# What you need to do:
Select the lines of the records containing the word "Ethics" and list them.

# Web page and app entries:
:::::
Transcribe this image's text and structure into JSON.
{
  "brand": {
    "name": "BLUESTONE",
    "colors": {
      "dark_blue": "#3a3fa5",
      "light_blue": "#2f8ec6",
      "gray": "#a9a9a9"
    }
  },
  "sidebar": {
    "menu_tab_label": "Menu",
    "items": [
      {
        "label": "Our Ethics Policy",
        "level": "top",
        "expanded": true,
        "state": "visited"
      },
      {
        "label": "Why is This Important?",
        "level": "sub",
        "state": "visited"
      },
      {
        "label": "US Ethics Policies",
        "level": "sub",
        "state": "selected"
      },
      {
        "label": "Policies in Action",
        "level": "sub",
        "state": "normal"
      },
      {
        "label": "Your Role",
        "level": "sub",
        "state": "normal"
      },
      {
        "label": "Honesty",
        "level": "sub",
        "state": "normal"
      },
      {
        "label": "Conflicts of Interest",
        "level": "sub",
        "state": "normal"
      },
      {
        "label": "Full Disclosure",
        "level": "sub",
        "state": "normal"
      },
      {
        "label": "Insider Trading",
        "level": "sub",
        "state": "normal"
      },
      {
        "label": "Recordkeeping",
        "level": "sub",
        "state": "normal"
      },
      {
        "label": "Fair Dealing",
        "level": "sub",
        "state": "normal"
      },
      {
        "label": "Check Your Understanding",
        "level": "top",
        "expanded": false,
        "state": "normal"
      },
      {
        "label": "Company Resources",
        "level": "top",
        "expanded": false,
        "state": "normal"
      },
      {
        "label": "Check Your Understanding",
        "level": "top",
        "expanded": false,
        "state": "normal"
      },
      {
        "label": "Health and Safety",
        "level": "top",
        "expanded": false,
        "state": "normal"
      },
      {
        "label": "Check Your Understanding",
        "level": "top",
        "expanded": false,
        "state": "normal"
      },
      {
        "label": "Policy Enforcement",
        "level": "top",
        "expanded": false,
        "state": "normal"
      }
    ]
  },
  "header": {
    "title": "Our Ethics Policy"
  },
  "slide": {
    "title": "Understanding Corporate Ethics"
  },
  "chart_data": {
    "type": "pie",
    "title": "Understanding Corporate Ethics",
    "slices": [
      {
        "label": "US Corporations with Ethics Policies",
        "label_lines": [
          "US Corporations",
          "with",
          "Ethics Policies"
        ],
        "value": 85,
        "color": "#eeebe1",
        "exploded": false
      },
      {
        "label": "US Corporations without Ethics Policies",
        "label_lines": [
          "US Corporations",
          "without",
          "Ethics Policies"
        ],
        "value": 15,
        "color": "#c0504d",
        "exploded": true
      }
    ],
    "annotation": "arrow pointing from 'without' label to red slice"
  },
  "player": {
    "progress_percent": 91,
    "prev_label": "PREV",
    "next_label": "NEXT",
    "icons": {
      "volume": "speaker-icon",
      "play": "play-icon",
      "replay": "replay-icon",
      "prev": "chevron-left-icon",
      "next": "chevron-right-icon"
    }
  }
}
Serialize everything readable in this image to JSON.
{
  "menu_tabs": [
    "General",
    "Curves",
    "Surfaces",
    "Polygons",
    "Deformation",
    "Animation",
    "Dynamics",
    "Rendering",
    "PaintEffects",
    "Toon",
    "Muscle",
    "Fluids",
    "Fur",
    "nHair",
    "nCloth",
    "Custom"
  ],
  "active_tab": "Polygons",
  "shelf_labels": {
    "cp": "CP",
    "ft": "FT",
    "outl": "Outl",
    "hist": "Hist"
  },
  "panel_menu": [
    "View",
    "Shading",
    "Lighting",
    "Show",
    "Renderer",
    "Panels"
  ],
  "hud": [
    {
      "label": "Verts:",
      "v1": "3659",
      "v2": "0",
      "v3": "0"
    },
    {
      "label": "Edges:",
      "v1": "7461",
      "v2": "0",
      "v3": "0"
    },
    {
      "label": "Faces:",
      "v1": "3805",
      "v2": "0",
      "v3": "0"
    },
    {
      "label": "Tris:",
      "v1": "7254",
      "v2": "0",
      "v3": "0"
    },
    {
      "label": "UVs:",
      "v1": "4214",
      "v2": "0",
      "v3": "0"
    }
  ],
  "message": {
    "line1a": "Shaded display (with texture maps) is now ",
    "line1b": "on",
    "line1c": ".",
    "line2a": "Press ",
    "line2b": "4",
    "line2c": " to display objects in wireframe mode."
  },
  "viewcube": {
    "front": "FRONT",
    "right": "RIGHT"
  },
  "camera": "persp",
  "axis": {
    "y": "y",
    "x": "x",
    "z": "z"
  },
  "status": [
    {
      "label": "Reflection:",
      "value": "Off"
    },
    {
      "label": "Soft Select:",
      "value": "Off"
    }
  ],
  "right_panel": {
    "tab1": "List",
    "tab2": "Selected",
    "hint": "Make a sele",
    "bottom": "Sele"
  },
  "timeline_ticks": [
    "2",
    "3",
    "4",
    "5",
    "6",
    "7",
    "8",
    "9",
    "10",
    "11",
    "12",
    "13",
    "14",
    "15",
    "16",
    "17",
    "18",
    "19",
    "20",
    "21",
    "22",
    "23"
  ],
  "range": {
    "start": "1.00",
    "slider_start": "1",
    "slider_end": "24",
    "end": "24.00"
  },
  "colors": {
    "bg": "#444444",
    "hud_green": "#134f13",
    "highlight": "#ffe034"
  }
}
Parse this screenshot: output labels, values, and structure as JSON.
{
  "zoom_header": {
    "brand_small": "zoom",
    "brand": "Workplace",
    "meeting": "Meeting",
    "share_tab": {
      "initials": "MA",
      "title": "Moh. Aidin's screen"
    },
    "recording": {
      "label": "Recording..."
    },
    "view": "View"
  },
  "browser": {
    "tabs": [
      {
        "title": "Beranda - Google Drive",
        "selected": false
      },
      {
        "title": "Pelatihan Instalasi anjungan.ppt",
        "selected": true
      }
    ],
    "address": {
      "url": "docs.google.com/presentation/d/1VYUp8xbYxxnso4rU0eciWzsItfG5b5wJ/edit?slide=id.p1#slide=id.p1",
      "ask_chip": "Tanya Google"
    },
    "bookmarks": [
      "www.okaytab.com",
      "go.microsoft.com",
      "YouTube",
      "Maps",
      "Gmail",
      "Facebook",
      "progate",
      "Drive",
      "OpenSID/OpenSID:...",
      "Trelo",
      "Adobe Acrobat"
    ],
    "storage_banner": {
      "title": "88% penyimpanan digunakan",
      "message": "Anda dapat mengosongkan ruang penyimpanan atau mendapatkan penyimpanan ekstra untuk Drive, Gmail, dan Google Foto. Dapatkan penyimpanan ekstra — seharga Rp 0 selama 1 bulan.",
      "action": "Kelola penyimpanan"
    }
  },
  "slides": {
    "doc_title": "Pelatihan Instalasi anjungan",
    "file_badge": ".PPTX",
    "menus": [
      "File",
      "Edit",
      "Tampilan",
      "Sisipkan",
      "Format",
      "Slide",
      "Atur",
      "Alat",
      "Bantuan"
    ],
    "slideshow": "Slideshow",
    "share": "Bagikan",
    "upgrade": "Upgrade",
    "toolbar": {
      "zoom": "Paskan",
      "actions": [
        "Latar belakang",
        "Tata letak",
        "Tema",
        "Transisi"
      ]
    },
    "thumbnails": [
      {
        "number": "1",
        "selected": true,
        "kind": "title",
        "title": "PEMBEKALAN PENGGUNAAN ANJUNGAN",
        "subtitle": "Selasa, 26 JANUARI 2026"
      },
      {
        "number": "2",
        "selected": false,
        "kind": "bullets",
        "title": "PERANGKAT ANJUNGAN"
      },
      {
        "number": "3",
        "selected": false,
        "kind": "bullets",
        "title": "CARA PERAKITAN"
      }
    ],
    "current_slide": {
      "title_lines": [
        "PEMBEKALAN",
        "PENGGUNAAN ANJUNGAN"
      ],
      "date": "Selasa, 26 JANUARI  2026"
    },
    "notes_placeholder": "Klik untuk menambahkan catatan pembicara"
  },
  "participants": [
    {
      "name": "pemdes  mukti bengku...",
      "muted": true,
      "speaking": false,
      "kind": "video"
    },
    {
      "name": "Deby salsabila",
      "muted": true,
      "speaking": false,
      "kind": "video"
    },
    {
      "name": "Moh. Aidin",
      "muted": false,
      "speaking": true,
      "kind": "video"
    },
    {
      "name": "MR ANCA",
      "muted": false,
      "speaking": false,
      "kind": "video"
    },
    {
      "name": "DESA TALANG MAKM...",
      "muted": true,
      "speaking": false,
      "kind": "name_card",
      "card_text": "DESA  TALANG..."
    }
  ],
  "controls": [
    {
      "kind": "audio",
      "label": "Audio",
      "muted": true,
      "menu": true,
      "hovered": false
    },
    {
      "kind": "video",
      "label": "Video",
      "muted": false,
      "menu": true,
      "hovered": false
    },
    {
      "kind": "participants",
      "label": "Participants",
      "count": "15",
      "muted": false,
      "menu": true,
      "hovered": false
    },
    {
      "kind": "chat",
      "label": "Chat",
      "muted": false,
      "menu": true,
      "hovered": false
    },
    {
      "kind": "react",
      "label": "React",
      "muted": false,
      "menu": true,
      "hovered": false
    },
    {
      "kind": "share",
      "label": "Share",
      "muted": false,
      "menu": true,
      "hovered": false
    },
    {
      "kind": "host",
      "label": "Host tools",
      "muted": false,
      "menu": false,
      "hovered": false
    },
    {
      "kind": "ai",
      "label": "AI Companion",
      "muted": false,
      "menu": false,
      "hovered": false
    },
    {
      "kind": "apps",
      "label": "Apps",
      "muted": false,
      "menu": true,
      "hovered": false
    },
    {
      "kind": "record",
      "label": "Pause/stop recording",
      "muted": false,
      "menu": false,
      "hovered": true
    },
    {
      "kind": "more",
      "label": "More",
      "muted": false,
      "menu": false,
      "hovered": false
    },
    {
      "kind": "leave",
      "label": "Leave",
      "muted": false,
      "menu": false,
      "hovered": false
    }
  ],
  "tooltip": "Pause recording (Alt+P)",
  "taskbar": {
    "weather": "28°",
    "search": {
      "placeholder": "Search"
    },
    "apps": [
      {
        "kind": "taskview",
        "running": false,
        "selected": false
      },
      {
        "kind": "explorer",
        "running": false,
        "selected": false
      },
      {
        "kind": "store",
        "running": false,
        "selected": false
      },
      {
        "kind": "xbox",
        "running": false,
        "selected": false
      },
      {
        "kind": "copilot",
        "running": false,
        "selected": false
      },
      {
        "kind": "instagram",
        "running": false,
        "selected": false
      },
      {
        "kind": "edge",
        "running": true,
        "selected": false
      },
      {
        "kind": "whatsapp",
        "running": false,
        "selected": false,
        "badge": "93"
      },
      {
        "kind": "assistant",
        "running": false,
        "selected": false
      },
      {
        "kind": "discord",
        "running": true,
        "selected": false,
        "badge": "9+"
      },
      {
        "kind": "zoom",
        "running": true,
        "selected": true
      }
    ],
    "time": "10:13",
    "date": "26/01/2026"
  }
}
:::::
# Exercise result:
        "label": "Our Ethics Policy",
        "label": "US Ethics Policies",
    "title": "Our Ethics Policy"
    "title": "Understanding Corporate Ethics"
    "title": "Understanding Corporate Ethics",
        "label": "US Corporations with Ethics Policies",
          "Ethics Policies"
        "label": "US Corporations without Ethics Policies",
          "Ethics Policies"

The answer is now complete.